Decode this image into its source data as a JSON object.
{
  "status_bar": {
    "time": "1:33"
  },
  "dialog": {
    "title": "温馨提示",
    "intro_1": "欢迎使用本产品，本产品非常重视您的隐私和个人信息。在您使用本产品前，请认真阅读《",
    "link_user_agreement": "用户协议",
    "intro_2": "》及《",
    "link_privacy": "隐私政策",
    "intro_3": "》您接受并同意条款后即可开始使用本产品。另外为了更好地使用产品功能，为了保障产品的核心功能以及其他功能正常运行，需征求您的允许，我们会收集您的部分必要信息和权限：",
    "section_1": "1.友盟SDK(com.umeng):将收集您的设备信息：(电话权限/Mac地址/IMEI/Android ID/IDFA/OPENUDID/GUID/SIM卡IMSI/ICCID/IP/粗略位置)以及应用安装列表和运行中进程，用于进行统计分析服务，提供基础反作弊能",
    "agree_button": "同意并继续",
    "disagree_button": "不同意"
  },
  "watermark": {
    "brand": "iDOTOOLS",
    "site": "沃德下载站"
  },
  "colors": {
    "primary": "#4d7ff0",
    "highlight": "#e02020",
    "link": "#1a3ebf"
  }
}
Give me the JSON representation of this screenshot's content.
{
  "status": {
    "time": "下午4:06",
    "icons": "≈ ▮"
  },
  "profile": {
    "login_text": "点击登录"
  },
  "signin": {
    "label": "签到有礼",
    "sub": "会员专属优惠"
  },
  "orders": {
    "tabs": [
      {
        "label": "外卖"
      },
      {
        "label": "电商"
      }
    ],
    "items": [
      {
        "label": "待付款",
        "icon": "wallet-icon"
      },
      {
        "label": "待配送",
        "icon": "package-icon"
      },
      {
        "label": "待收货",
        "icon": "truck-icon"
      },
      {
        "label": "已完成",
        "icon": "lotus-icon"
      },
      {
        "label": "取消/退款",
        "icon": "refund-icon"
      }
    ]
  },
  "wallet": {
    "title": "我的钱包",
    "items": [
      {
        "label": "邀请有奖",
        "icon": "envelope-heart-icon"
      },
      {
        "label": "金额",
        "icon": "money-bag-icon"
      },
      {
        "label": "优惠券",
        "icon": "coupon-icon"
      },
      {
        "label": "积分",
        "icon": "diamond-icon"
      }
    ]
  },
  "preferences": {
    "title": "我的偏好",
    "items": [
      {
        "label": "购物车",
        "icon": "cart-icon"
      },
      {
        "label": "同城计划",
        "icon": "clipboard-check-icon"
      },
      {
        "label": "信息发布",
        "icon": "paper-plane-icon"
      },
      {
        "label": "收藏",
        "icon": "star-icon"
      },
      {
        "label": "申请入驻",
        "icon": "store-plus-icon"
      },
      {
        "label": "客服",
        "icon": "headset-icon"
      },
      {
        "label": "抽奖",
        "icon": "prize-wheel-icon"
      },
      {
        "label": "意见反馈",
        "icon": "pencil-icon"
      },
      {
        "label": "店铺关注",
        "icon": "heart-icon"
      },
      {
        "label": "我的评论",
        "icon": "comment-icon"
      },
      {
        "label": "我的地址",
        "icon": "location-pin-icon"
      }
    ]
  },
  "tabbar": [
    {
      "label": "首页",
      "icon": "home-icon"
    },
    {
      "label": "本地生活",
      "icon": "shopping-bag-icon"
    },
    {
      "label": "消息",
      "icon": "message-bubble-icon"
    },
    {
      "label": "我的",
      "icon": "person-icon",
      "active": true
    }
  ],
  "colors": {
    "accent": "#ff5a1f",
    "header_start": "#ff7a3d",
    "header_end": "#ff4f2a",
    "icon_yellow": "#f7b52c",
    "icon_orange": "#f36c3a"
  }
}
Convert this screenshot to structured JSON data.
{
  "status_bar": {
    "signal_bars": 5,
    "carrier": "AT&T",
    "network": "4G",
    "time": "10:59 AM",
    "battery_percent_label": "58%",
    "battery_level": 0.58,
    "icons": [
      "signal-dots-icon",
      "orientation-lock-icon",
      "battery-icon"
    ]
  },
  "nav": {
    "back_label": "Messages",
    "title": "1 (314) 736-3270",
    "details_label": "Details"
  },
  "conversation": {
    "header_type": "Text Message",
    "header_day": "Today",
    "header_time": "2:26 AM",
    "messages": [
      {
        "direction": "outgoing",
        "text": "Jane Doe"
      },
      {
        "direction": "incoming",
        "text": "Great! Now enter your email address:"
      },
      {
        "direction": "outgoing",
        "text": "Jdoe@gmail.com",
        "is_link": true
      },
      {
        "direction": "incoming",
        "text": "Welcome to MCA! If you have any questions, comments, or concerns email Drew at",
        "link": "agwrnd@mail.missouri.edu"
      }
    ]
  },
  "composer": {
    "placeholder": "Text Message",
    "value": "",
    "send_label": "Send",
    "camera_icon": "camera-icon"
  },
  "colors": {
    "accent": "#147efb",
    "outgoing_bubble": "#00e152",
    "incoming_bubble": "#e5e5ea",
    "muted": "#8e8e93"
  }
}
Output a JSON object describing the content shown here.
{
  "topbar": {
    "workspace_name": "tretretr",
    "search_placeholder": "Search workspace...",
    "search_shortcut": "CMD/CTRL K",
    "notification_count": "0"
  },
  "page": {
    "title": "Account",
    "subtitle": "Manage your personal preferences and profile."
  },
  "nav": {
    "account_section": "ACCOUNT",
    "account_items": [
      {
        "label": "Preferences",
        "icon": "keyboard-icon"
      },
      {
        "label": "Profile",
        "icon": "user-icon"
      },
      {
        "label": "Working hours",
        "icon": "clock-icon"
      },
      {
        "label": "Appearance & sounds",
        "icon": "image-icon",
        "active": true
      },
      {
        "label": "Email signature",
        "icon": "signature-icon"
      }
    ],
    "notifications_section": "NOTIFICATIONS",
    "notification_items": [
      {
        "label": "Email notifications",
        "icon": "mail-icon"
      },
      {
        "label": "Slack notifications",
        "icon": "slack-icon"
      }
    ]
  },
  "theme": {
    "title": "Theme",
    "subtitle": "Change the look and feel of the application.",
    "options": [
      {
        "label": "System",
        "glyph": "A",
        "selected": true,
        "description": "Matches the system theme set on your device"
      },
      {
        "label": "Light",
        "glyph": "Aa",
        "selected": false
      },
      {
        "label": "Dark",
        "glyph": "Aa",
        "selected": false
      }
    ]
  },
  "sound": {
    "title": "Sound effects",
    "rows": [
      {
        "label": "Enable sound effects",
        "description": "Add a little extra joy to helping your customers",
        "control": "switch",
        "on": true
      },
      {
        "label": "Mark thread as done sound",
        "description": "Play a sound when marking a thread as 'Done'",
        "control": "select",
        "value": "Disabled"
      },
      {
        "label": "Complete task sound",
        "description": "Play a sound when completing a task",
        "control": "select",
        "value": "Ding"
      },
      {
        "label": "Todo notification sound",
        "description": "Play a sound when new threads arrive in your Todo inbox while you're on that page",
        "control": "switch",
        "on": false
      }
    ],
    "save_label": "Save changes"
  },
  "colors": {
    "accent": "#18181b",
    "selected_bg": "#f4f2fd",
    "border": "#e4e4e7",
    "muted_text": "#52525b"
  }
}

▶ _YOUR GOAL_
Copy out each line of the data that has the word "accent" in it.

▶ _EXERCISE RESPONSE_
    "accent": "#ff5a1f",
    "accent": "#147efb",
    "accent": "#18181b",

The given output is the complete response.